Analysis Richard Holbrooke, the US special envoy is cheered by a poll showing that Afghans are optimistic about their future, but a solution to governance hinges on pushing back the Taliban.
Politics is art of the possible, but only if security is in place
The news could not have come at a more opportune time. A poll conducted by the BBC, ABC News and Germany's ARD television network showed 70 per cent of Afghans were optimistic about their nation's immediate future. This contrasted dramatically with international perceptions of the current state of the nation.
President Hamid Karzai's controversial re-election and his difficulties in forming a cabinet have led many outside observers to believe that Afghanistan, contrary to the apparent Afghan opinion, is moving in the wrong direction. It was in this context that the seventh meeting of special representatives to Afghanistan and Pakistan was conducted in Abu Dhabi. The meeting was labelled as a set-up piece for the London conference at the end of this month. Richard Holbrooke, special representative to Afghanistan and Pakistan for the US president, Barack Obama, was particularly welcoming of the findings. "The poll was very good news for us," Mr Holbrooke said.
But if it was good news for him, then the report by Major Gen Michael Flynn, the man in charge of intelligence in Afghanistan, must have been equally bad news. His report on the state of intelligence gathering painted a dire picture of out-of-touch US operatives unable to paint a coherent picture for their superiors. However Mr Holbrooke did not believe the two issues are connected. "General Flynn was making general statements about intelligence; [the poll] is a snapshot of the ideas and opinions of the population. I don't think they're related to each other," Mr Holbrooke told The National.

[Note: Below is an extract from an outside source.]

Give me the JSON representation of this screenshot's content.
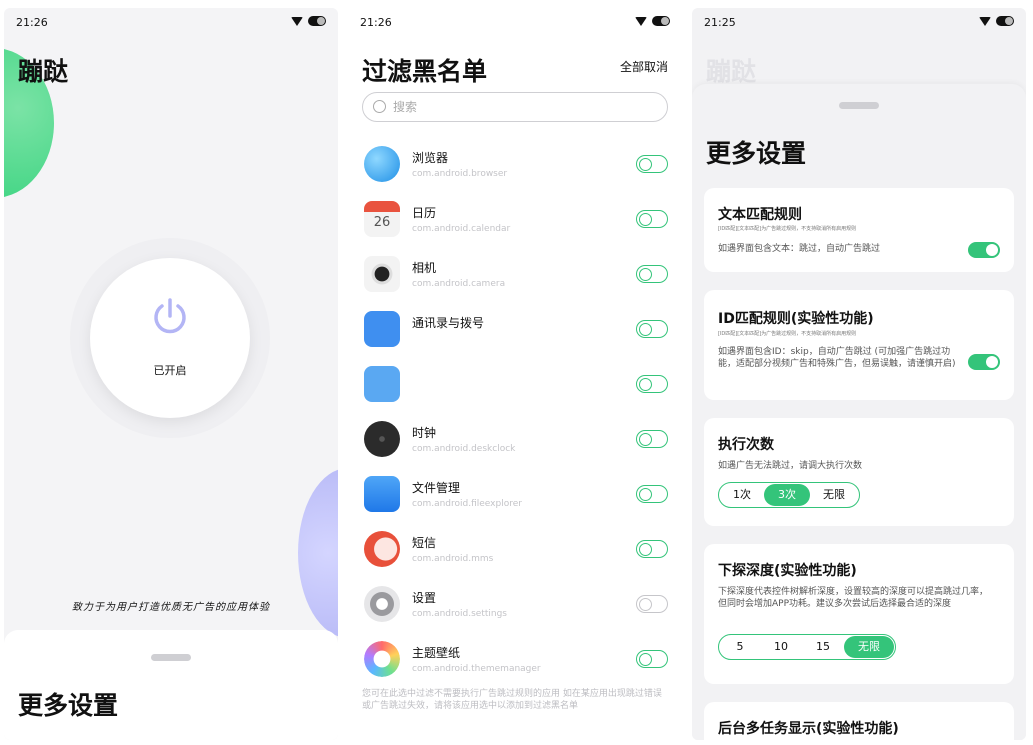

He was almost correct. Certainly, America's intelligence efforts are only marginally connected with Afghanistan's well-being. It is, rather, one part of the whole picture. At its core, the new US counter-insurgency strategy focuses on making political progress. To accomplish this, the US must make space for politics by providing security. This is why Gen Flynn's assessment ought to give Mr Holbrooke pause. Without adequate intelligence, progress in US efforts to push back the Taliban will be difficult, if not impossible, to measure.
What intelligence Gen Flynn does have appears to point to a frightening trend in Afghanistan. According to his report on the state of the insurgency, the Taliban have installed shadow governments in 33 of Afghanistan's 34 provinces. No longer is the Taliban a problem of Afghanistan's south-east. Counter-insurgency has been called "a competition for governance" by one of the foremost modern experts on the subject, David Kilcullen.
If the Taliban have competing governmental structures in almost all of Afghanistan, then the US is losing or, at least, not winning that competition. What would appear to be in order is greater co-ordination between the diplomatic and military efforts. Mr Holbrooke believes this already exists. "We have joint civil and military efforts at every level," he said. Some of the current problems he believes are due to the legacy left by the Bush administration.
"We inherited a situation where only 10 per cent of American aid went through the Afghan government, so we were undermining the government we were trying to strengthen." As the new US strategy has only begun to be implemented, he is undoubtedly correct, but if Gen Flynn and his boss, Gen Stanley McChrystal, are correct, then the US has only a limited amount of time to overcome these growing pains.
This will not be easy, and the dangers are at times difficult to see. One particularly fascinating finding of Gen Flynn's assessment was that the overwhelming majority of improvised explosive devices (IEDs) are now made with ammonium nitrate, a fertiliser. Until mid-2008, they were made with unexploded munitions. This might be of interest only to security analysts if not for the fact that ammonium nitrate fertiliser is used by only a small portion of Afghan farmers.
Banning it would make little difference to farmers, but it would make a huge impact on the ability of the Taliban to build bombs. Mr Holbrooke called agriculture "the top non-security priority". It is, rather, potentially a top security priority. IEDs kill far more civilians and soldiers than any other weapon employed by the insurgents. The IEDs are getting larger and more destructive, and there is no good counter-measure for them.
Gen Flynn called them comparable to the mujahideen's Stinger missile, which proved so devastating to Soviet forces during their occupation of Afghanistan. In short, they are the main source of the Taliban's military prowess. This is what civil-military co-operation is designed to tackle, and it appears that the US is still coming up short. But, like the Afghans, Mr Holbrooke remains optimistic, but also realistic, about the state of affairs.
"We are making progress and the poll is clear evidence, but the Taliban is far from defeated." Certainly, all indications are that the Taliban are far from defeated. Indeed, they may only be growing stronger and it remains to be seen whether the US has the wherewithal to reverse the trend. @Email:firstname.lastname@example.org